Language of Document:English
Record Number:52875
Doc. No:TL22829
Call number:‭3172421‬
Main Entry:William Jesus Medina Jerez
Title & Author:Student border crossings between local cultures and classroom science: The transition of urban and provincial students in ColombiaWilliam Jesus Medina Jerez
College:The University of Iowa
Date:2005
Degree:Ph.D.
student score:2005
Page No:314
Abstract:The purpose of this study was to document the student reactions and degrees of harmonization between his/her personal worldviews and that of school science. 250 provincial and urban students in western Colombia participated by responding to a survey, and two questionnaires. 18 of those students participated in a telephone interview regarding their views about home, school science, nature and their relationships with others. An anthropological approach to education allowed for case descriptions in both urban and provincial settings.
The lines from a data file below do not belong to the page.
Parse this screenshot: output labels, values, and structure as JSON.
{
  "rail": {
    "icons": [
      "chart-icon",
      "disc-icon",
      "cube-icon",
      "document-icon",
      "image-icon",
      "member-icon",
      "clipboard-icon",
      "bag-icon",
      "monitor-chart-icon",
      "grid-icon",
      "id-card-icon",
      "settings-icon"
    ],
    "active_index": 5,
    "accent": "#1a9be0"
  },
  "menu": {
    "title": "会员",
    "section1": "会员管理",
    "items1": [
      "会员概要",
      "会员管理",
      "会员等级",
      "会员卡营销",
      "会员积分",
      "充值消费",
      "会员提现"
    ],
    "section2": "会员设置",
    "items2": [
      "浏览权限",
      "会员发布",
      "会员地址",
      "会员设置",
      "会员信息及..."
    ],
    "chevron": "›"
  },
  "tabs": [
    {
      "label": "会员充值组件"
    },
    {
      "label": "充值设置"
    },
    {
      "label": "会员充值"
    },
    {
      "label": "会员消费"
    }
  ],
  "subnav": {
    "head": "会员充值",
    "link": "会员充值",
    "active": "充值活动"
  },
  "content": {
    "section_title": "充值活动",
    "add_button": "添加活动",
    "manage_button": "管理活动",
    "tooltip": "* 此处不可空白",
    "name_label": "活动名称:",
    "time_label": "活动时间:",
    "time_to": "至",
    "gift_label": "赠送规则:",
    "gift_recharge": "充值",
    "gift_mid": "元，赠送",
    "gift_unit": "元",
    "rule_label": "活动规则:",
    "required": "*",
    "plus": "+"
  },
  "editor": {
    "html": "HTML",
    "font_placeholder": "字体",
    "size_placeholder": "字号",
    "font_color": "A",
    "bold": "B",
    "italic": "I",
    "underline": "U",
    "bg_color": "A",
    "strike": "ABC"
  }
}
This research argues that these school communities do little in aiding the student to cross the boundaries that separate their personal worlds from those of school and school science. Educational practices are implemented under the influence of internal and external forces that limit the decision making opportunities available to school administrators and teachers, and leave no room for a mutual discourse [science and student's own perspectives] that values the student as a person. In the investigation, it was observed that although several aspects, including religion, playa major role in the inside and outside school scenarios. On the contrary, students are not distracted as they move from one setting to another, and religious beliefs tend to support their adaptive behaviors. The transitions are characterized as ‘apparent’ due to impracticability, and are for the most part, aimed at generating ephemeral outcomes that do not efficiently support future life endeavors. Other findings that support this idea are the students' conceptualizations of nature. The compartmentalization of knowledge is not only evident as an ‘avoiding strategy’ in the classroom, but also as a mechanism to differently address the natural world in everyday experiences and the one portrayed by a Westernized science instruction. This duality of behavior was evidenced in terms of the academic life of the participating students as well as in particular aspects of their lives (i.e., use of home-made medicines).
Subject:Education; Border crossings; Colombia; Local cultures; Provincial students; Science; Urban education; Science education; 0714:Science education
Added Entry:R. E. Yager
Added Entry:The University of Iowa